(Data about app and page elements)

----

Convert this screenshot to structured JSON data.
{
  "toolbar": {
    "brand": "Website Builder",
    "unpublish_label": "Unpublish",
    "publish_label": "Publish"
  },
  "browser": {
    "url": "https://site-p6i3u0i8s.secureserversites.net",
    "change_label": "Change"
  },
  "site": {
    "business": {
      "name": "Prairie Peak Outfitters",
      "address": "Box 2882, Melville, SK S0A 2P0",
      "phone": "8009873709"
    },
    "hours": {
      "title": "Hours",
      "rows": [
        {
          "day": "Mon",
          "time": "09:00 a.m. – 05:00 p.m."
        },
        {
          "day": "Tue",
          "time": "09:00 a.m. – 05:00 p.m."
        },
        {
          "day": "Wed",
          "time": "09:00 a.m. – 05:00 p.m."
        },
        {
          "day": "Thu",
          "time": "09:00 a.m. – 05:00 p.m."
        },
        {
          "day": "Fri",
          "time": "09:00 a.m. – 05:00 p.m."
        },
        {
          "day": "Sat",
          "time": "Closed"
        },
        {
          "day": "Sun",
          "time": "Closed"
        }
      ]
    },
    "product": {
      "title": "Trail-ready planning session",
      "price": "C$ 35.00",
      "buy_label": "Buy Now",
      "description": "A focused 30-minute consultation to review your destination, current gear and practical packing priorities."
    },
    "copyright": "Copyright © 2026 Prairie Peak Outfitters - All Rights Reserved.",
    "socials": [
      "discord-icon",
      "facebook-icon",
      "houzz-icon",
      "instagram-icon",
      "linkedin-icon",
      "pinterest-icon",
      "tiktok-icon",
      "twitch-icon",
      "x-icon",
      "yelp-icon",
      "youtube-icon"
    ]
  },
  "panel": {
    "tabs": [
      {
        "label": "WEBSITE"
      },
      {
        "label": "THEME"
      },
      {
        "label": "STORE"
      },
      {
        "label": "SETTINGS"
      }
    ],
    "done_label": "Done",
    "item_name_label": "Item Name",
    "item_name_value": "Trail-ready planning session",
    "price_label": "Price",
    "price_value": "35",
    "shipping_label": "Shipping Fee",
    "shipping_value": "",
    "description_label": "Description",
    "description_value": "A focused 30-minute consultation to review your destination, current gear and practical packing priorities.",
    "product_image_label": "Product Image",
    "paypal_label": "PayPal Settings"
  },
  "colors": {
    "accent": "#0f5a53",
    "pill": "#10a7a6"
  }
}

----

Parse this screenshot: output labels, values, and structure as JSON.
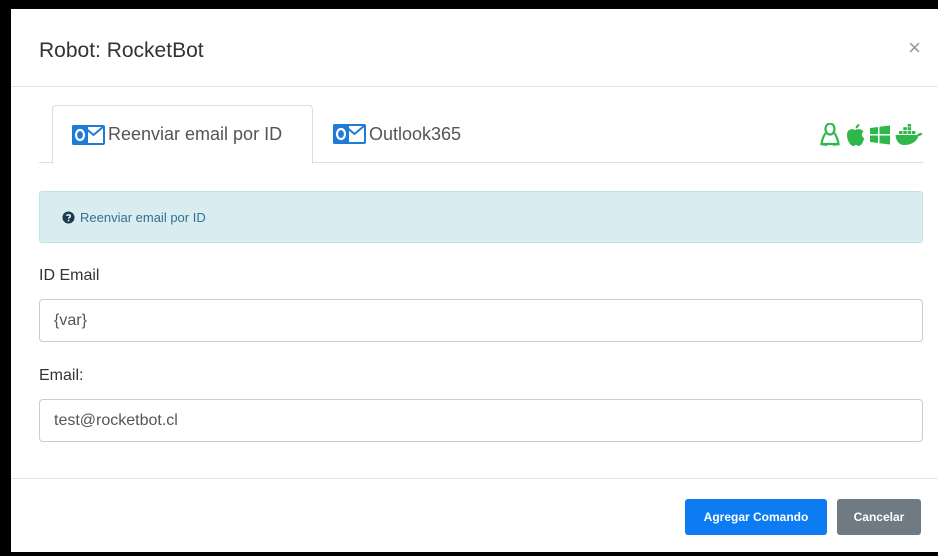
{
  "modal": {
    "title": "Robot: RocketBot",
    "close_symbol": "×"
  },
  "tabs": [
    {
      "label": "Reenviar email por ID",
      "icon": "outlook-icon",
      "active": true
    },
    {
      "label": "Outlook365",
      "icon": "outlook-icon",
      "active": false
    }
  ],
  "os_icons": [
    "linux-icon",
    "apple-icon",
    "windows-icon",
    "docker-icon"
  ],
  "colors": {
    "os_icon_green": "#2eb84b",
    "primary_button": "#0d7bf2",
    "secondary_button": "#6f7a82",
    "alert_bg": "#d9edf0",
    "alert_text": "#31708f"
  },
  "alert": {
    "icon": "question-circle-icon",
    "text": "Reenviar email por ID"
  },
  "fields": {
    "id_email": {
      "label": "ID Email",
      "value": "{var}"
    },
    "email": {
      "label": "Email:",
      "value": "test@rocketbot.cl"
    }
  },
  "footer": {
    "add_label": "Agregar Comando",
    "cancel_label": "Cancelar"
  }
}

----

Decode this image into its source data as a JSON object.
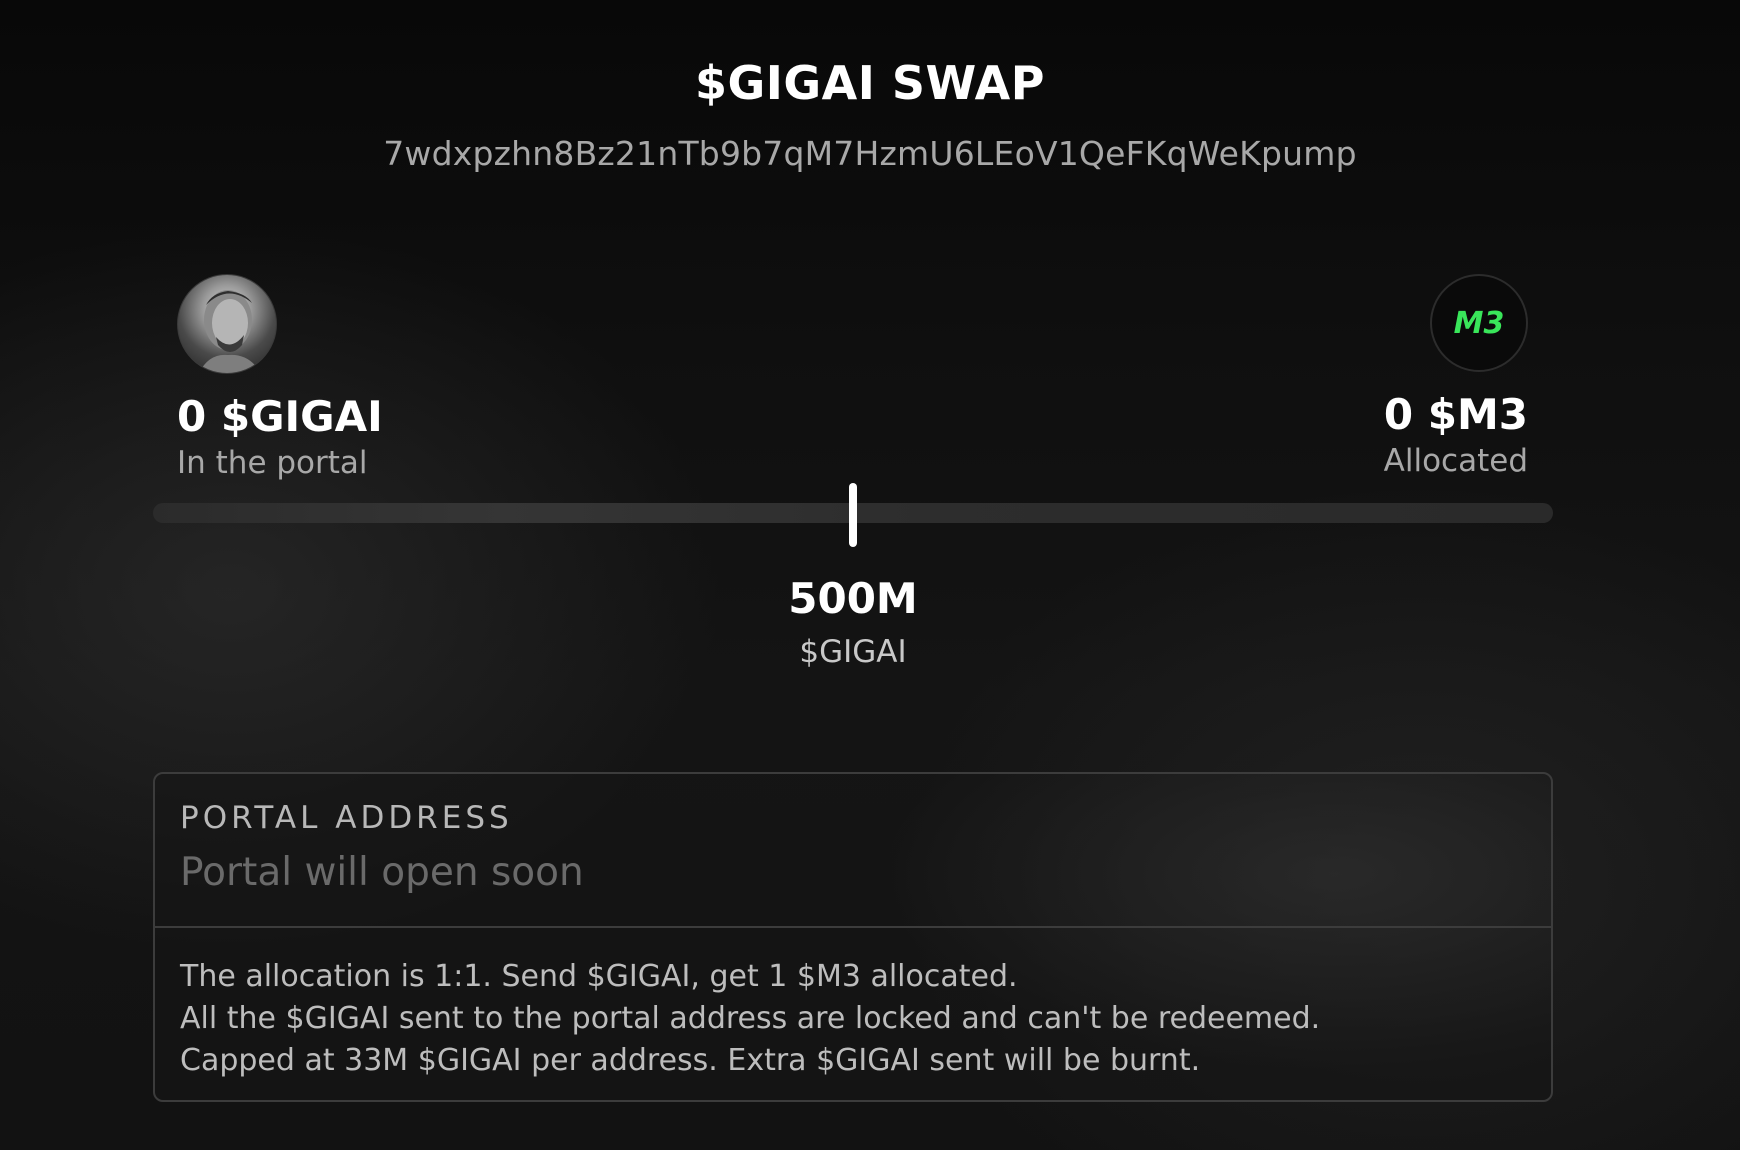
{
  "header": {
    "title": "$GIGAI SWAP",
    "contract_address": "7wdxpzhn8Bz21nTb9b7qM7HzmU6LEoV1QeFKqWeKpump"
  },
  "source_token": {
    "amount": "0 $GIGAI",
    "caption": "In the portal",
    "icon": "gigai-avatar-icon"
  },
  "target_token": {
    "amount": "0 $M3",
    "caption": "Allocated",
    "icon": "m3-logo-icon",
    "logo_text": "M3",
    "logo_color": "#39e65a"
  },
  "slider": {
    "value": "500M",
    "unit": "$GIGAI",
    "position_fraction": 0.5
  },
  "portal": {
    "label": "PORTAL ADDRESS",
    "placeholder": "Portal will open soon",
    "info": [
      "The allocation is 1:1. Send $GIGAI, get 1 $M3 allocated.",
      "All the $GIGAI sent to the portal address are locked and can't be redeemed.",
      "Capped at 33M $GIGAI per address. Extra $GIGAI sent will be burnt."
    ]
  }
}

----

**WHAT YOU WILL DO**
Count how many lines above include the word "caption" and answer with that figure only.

**RESULT BELOW**
2